Dong Zhongshu and Philosophy:
In his reconciliation of Mencius' and Xun Xi's positions, Dong Zhongshu claims that both nature and nurture are required for goodness. This reconciliation rests on the claim that everything participates in a kind of dualism. Thus, humans have "both humanity and greed." Dong Zhongshu elaborates on this claim by drawing the distinction between a thing's potential and its actuality. Thus, he can agree with Mencius that humans have the potential for good (just as we have potential for evil). However, this potential is not sufficient to make a person actually good. Thus, he tends toward Xun Zi's views when he suggests that proper environment, influence and activity is also necessary to realize that potential.

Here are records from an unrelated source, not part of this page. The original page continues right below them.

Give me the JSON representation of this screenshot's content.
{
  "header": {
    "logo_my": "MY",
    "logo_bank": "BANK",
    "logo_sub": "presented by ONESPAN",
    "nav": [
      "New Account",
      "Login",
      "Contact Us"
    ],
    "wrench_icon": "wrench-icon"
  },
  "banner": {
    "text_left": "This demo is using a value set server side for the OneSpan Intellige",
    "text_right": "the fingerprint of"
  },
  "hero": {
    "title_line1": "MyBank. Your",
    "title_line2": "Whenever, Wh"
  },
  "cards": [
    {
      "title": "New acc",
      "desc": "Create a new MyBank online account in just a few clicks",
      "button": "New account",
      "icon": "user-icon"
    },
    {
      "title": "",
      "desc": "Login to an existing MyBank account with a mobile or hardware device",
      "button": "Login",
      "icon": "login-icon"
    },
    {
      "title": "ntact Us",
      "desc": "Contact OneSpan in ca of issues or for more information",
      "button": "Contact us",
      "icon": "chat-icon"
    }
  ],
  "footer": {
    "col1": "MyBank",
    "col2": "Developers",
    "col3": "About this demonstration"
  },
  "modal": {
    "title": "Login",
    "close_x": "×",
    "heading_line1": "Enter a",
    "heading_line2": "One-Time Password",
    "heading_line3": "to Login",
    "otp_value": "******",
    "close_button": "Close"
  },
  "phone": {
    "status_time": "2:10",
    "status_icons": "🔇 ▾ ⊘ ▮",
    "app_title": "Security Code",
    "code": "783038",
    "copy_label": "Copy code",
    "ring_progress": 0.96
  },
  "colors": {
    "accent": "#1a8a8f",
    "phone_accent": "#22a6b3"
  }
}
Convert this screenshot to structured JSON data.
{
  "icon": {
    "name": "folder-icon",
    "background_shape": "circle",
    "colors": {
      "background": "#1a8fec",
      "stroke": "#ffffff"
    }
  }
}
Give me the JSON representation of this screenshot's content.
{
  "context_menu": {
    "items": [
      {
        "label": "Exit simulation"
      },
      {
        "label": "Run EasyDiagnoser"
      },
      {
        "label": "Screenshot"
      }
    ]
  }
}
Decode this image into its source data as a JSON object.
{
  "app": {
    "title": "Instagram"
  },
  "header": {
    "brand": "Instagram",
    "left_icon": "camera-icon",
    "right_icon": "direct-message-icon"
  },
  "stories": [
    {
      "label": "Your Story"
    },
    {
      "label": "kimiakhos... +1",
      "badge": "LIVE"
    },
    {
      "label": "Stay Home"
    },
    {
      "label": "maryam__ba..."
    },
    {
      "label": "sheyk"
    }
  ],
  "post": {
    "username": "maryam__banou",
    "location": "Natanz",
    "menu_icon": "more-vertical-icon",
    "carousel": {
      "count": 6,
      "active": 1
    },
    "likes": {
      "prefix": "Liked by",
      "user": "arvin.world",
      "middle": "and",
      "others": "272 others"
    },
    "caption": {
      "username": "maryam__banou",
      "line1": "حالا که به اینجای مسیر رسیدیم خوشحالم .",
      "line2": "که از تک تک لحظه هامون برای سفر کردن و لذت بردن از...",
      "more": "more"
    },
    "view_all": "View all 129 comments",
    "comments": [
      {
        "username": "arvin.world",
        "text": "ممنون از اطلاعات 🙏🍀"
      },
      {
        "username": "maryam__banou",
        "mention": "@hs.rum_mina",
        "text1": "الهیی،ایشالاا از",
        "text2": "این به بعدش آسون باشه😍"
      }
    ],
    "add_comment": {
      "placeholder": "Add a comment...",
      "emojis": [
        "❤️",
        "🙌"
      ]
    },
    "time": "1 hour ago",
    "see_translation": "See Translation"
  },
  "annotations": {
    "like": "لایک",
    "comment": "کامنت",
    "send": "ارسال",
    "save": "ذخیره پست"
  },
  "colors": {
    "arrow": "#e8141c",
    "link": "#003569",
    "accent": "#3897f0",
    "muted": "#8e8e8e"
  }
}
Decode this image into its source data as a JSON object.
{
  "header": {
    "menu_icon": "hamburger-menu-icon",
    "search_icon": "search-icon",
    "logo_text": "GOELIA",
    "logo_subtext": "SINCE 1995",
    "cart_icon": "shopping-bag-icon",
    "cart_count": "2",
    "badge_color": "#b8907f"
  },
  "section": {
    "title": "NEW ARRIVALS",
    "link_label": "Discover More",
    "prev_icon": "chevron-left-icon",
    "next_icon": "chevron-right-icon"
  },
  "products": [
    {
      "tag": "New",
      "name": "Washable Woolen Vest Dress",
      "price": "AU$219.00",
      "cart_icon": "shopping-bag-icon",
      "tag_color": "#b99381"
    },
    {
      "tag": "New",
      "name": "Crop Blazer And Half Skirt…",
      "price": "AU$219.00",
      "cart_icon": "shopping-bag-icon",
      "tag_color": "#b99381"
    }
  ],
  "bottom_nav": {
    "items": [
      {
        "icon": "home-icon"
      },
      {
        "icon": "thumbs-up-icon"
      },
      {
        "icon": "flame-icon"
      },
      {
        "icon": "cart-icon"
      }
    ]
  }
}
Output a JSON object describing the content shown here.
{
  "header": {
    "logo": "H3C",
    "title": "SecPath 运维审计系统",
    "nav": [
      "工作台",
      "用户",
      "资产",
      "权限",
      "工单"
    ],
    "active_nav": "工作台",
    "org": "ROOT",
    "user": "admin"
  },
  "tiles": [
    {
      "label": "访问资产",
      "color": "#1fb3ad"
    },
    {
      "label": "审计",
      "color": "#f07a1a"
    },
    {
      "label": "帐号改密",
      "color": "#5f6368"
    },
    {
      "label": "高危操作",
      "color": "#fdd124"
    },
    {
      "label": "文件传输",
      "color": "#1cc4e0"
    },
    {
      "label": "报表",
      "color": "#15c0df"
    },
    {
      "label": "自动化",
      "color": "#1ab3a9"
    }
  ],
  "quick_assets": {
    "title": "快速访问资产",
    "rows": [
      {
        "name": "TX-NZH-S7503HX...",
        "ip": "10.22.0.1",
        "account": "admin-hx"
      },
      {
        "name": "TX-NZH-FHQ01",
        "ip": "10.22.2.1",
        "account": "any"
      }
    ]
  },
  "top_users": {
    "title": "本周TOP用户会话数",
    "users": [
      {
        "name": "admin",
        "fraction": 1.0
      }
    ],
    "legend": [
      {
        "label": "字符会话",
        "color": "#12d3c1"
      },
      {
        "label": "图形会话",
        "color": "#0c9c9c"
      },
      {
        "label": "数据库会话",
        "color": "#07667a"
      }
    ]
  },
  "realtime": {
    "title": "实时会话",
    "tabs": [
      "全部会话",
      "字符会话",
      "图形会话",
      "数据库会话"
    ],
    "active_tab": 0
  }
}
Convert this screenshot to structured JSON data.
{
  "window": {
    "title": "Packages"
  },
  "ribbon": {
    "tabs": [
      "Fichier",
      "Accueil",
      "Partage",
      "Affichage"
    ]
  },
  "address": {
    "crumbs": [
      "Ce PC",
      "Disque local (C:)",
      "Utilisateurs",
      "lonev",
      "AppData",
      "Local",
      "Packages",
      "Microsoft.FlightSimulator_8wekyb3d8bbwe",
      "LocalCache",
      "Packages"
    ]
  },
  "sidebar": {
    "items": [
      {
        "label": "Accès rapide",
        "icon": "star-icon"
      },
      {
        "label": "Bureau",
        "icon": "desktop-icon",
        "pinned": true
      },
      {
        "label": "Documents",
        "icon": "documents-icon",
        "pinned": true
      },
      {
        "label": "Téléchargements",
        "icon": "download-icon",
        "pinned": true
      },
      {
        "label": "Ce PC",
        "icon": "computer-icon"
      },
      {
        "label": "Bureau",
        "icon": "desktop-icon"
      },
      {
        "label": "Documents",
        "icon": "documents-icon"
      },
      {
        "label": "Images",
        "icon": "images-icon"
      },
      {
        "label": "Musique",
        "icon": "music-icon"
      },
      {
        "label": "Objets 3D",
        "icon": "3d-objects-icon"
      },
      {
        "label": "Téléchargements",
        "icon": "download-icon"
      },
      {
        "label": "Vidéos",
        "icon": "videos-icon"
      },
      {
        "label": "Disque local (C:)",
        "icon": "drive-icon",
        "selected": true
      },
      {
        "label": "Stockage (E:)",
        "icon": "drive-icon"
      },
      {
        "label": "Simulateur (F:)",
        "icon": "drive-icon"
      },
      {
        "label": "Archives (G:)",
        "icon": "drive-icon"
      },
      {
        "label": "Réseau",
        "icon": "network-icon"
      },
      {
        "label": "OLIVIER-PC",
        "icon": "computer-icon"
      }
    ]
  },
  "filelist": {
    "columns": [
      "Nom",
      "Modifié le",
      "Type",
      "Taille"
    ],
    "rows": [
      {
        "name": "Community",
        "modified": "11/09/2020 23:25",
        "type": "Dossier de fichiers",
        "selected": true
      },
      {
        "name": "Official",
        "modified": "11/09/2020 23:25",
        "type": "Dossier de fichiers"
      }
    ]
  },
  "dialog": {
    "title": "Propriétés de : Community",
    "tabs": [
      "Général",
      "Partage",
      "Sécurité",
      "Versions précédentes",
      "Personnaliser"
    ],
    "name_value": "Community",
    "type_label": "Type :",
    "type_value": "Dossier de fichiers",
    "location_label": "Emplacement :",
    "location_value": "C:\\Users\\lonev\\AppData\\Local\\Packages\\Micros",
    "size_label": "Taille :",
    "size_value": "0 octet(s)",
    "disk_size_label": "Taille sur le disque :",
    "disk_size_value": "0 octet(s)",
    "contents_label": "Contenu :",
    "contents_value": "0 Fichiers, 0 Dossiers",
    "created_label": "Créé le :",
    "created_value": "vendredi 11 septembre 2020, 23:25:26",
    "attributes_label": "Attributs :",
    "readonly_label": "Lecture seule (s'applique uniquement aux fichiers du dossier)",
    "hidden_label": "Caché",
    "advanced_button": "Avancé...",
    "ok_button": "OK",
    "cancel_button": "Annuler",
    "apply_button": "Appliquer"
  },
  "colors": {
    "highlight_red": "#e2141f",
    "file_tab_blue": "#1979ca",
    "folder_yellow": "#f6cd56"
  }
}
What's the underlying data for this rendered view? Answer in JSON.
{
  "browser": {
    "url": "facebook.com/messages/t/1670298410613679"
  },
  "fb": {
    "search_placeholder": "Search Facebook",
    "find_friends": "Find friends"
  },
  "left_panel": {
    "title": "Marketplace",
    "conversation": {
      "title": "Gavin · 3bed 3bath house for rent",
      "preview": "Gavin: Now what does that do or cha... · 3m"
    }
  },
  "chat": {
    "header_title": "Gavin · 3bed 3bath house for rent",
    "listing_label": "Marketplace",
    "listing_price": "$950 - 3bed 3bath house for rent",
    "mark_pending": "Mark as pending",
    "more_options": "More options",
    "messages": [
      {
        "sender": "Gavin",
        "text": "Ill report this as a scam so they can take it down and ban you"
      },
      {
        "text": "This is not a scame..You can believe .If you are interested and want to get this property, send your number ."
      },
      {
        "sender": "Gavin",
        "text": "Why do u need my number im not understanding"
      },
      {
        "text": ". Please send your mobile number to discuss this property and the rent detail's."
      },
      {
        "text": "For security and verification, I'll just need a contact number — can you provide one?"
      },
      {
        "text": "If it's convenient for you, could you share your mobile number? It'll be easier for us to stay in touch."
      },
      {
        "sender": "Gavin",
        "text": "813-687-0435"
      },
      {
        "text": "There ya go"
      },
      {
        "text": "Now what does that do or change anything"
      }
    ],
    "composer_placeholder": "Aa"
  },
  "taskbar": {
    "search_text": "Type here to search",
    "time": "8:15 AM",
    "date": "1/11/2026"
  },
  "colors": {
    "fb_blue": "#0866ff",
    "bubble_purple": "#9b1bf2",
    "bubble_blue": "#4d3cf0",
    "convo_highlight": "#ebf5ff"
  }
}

Again, note the lack of evidence or reason for his claims. Dong Zhongshu's claims about a universal dualism seem convincing at first glance, however, there is little evidence to suggest that there is any real dual nature to the universe. Indeed, why cannot the universe have numerous fundamental attributes? Furthermore, to reason from a dualistic aspect of the universe to a similar dualism in human nature seems to commit the fallacy of division--drawing a conclusion about a part based on aspects of the whole. Even though some of his discussion of potentiality and actuality parallels Aristotle's work, Dong Zhongshu's lacks the conceptual analysis and detailed argumentation that makes Aristotle's views so much more powerful than those of just another 'thinker.' Furthermore, the lack of argument and the reference to "heaven" gives this particular piece some amount of religious overtone.
Although, Dong Zhongshu says that humans are better than animals and should thus be evaluated according to different standards, there is little formal reasoning to connect this claim to his dualist view of human nature.